Kiyosaki points out that the top 1% of income earners pay nearly 40% of all income taxes and the bottom 50% pay only about 3% of all income taxes. That leaves the majority of the tax burden (approximately 57%) to fall on the middle class. Both Democrats and Republicans, he asserts, want to save the middle class because they pay the taxes that support the hulking governmental machines that compose these groups.
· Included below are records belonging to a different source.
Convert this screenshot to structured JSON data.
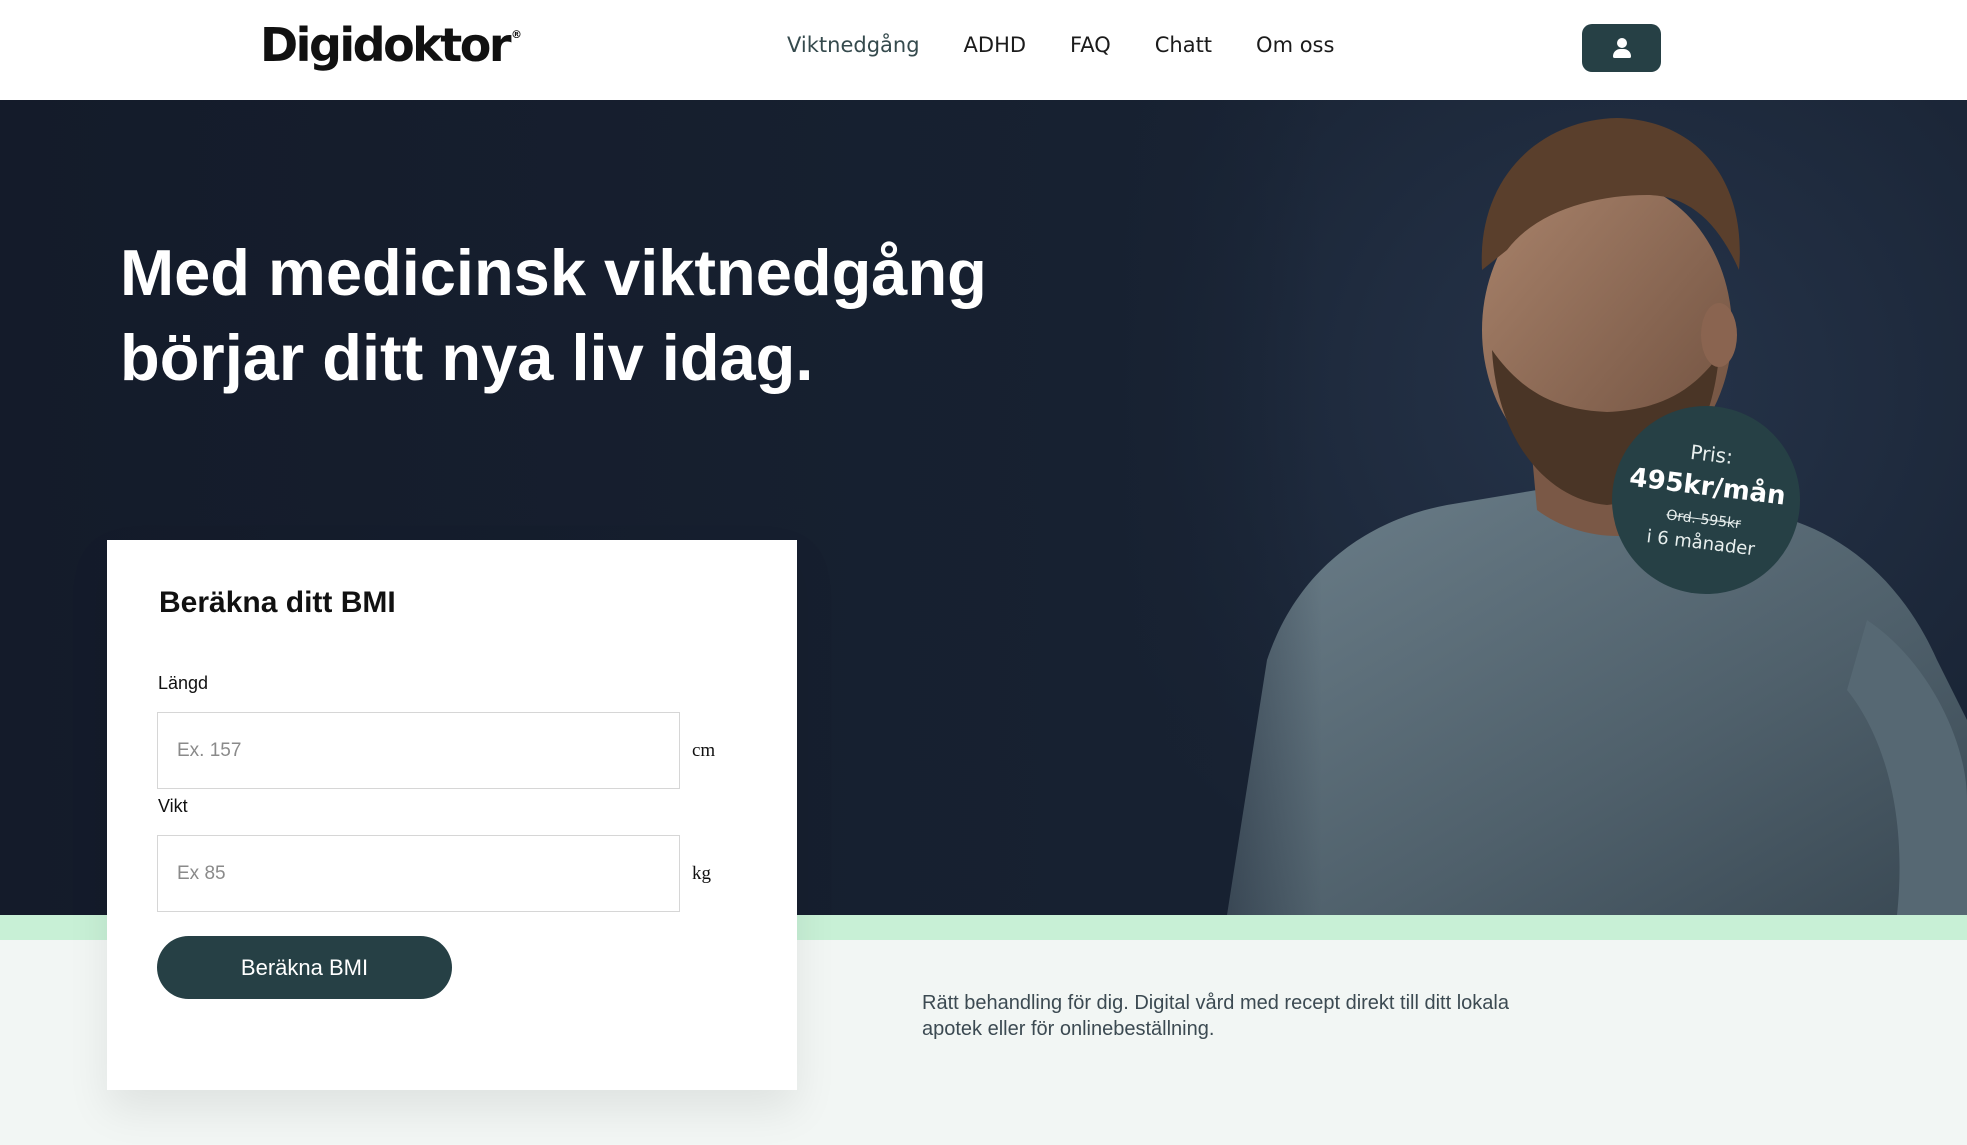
{
  "header": {
    "logo_text": "Digidoktor",
    "logo_mark": "®",
    "nav": [
      {
        "label": "Viktnedgång"
      },
      {
        "label": "ADHD"
      },
      {
        "label": "FAQ"
      },
      {
        "label": "Chatt"
      },
      {
        "label": "Om oss"
      }
    ],
    "account_icon": "user-icon"
  },
  "hero": {
    "headline": "Med medicinsk viktnedgång börjar ditt nya liv idag.",
    "price_badge": {
      "label": "Pris:",
      "price": "495kr/mån",
      "original": "Ord. 595kr",
      "duration": "i 6 månader"
    }
  },
  "bmi": {
    "title": "Beräkna ditt BMI",
    "height_label": "Längd",
    "height_placeholder": "Ex. 157",
    "height_value": "",
    "height_unit": "cm",
    "weight_label": "Vikt",
    "weight_placeholder": "Ex 85",
    "weight_value": "",
    "weight_unit": "kg",
    "button_label": "Beräkna BMI"
  },
  "tagline": "Rätt behandling för dig. Digital vård med recept direkt till ditt lokala apotek eller för onlinebeställning.",
  "colors": {
    "brand_dark": "#264045",
    "hero_bg": "#141b2a",
    "accent_green": "#c8f0d6",
    "page_bg": "#f2f6f4"
  }
}
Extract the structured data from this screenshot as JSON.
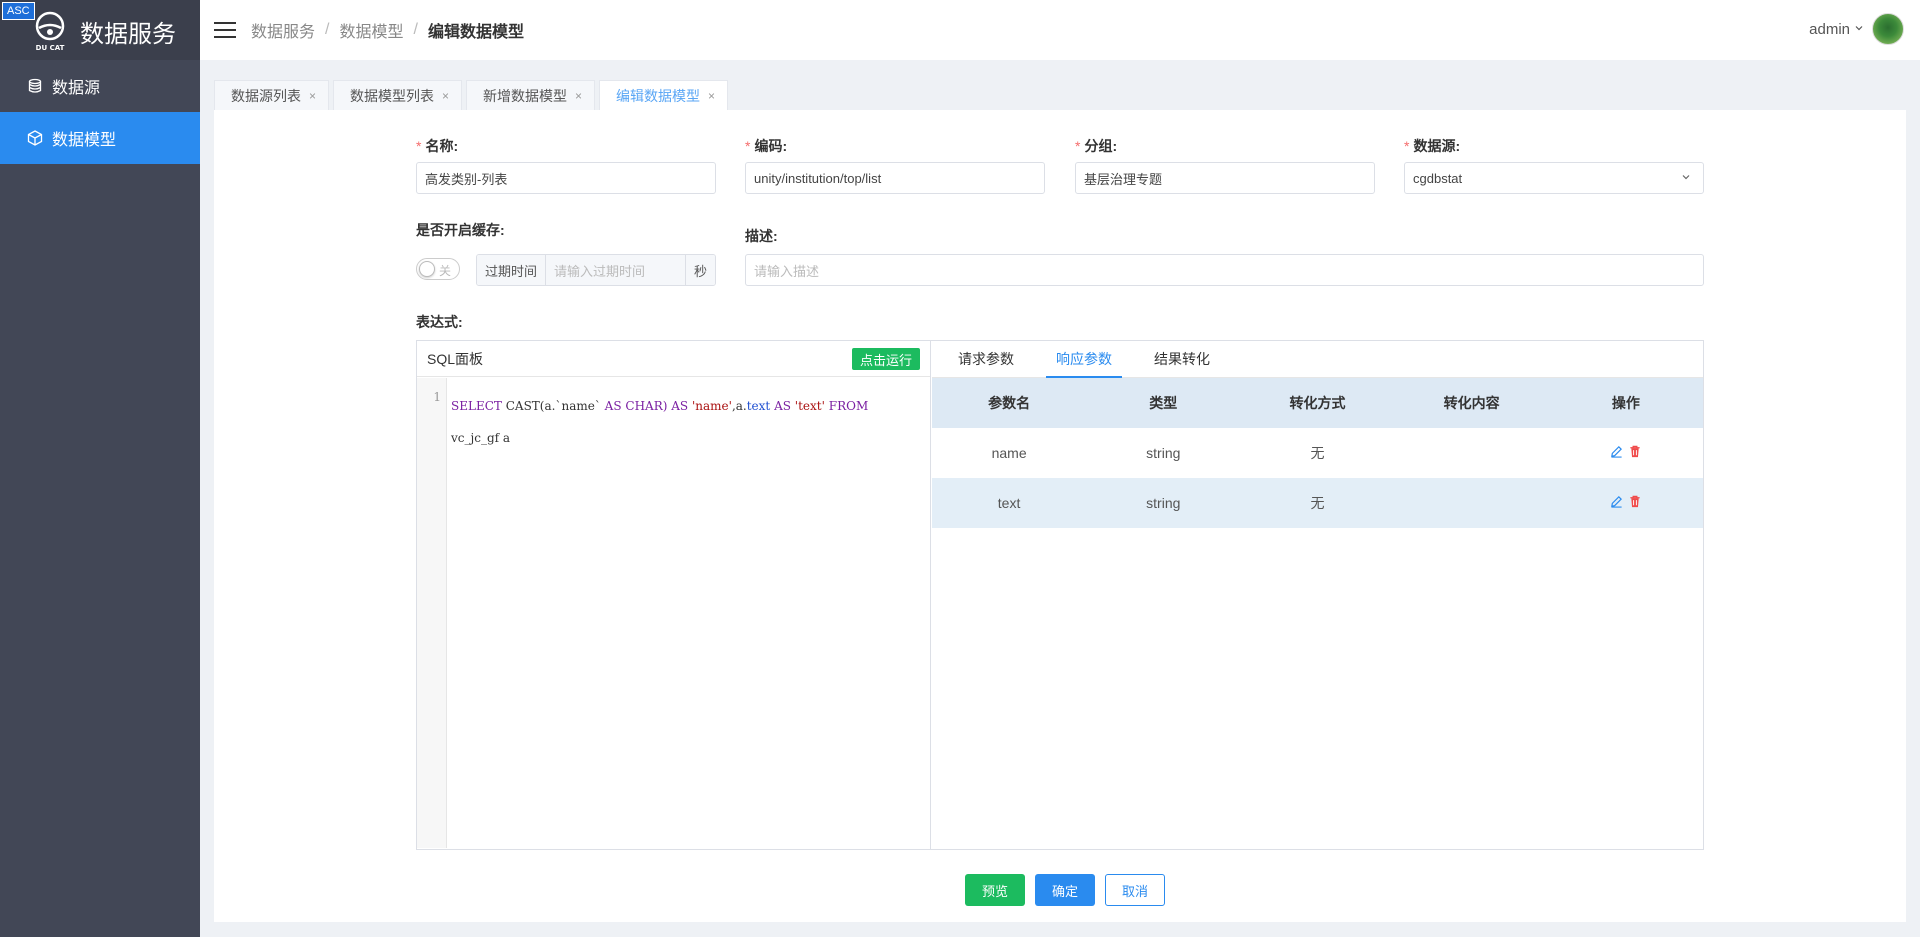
{
  "app": {
    "badge": "ASC",
    "logo_caption": "DU CAT",
    "title": "数据服务"
  },
  "sidebar": {
    "items": [
      {
        "label": "数据源",
        "icon": "database-icon",
        "active": false
      },
      {
        "label": "数据模型",
        "icon": "cube-icon",
        "active": true
      }
    ]
  },
  "header": {
    "breadcrumb": [
      "数据服务",
      "数据模型",
      "编辑数据模型"
    ],
    "user": "admin"
  },
  "tabs": [
    {
      "label": "数据源列表",
      "close": "×"
    },
    {
      "label": "数据模型列表",
      "close": "×"
    },
    {
      "label": "新增数据模型",
      "close": "×"
    },
    {
      "label": "编辑数据模型",
      "close": "×"
    }
  ],
  "form": {
    "name": {
      "label": "名称:",
      "value": "高发类别-列表"
    },
    "code": {
      "label": "编码:",
      "value": "unity/institution/top/list"
    },
    "group": {
      "label": "分组:",
      "value": "基层治理专题"
    },
    "datasource": {
      "label": "数据源:",
      "value": "cgdbstat"
    },
    "cache": {
      "label": "是否开启缓存:",
      "switch_text": "关",
      "expire_label": "过期时间",
      "expire_placeholder": "请输入过期时间",
      "unit": "秒"
    },
    "desc": {
      "label": "描述:",
      "placeholder": "请输入描述"
    },
    "required_mark": "*"
  },
  "expression": {
    "label": "表达式:",
    "sql_title": "SQL面板",
    "run_button": "点击运行",
    "line_number": "1",
    "code": {
      "select": "SELECT",
      "cast": "CAST(a.",
      "name_field": "`name`",
      "as1": "AS",
      "char": "CHAR)",
      "as2": "AS",
      "name_alias": "'name'",
      "comma": ",a.",
      "text_field": "text",
      "as3": "AS",
      "text_alias": "'text'",
      "from": "FROM",
      "table": "vc_jc_gf a"
    }
  },
  "params": {
    "tabs": [
      "请求参数",
      "响应参数",
      "结果转化"
    ],
    "active_tab": 1,
    "columns": [
      "参数名",
      "类型",
      "转化方式",
      "转化内容",
      "操作"
    ],
    "rows": [
      {
        "name": "name",
        "type": "string",
        "mode": "无",
        "content": ""
      },
      {
        "name": "text",
        "type": "string",
        "mode": "无",
        "content": ""
      }
    ]
  },
  "footer": {
    "preview": "预览",
    "confirm": "确定",
    "cancel": "取消"
  },
  "colors": {
    "sidebar_bg": "#424756",
    "active_blue": "#2a8bef",
    "green": "#1cbb5f",
    "required": "#f56c6c"
  }
}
Kiyosaki divides earnings into four quadrants: E- employees; S- self employed; I- investment; and B- business owners. Taxes are highest in the E and S quadrants. Government need highly capable people to put money into investments and it needs people to start and own those large corporations to hire the other people and house their populace. That is why large business owners do not pay high taxes- the alleged "loop holes" people complain of. They are doing the work that the government wants done, so they are rewarded. The author assert the unfair advantage starts with understanding this concept and going from there.
I listened to the audio version of this book. It is particularly suited to an audio format because the pace is slow, the content not dense and the book includes lots of repetition. It almost seems as if the book was meant to be read out loud rather than read silently.
While you may not agree with many of his theories, the book does offer some thoughts on how to look at financial education and understand that schools do not offer this concept. At our district they instituted a Finance Tech class which appeared to be light on finance and high on tech- how to use Excel, Publisher and Word. (Fortunately we only offer a one semester computers class in middle school to teach the Microsoft suite, so the kids cannot possibly be expected to have learned them.) They did not teach about insurance or debt, but did make a poster that used a list of Word special features for an activity of interest. If we truly want to avoid another financial meltdown we need to teach kids about debt, assets and liabilities, not how to make pretty posters with curved text, multiple text effects, and pretty pictures.
We need to teach them about college education being something that enhances your lifetime earnings only if you have a skill associated with it. Expensive college degrees in liberal arts can result in significantly lower lifetime earnings than a two year associates degree. All college debt is not created equal. If a child needs to take remedial classes because he did not apply himself in high school or the standards at the school were too low, the courses should not be taken at a four year institution. Parents who carry debt or pay for such things are not helping their kids, they are perpetuating the problem.
Kiyosaki does not see the picture as impossible. He believes that people with the unfair advantage of a financial education can be successful and should be more successful than those who do not have such an advantage. He argues that schools should change, but that the rate of bureaucratic change is slow and teaching your children ahead of the curve will give them the unfair advantage that may enable them to become truly rich. Mostly, he argues, that if we do not begin the path to change, our country will farther and farther away from capitalism and closer and closer to socialism and economic ruin.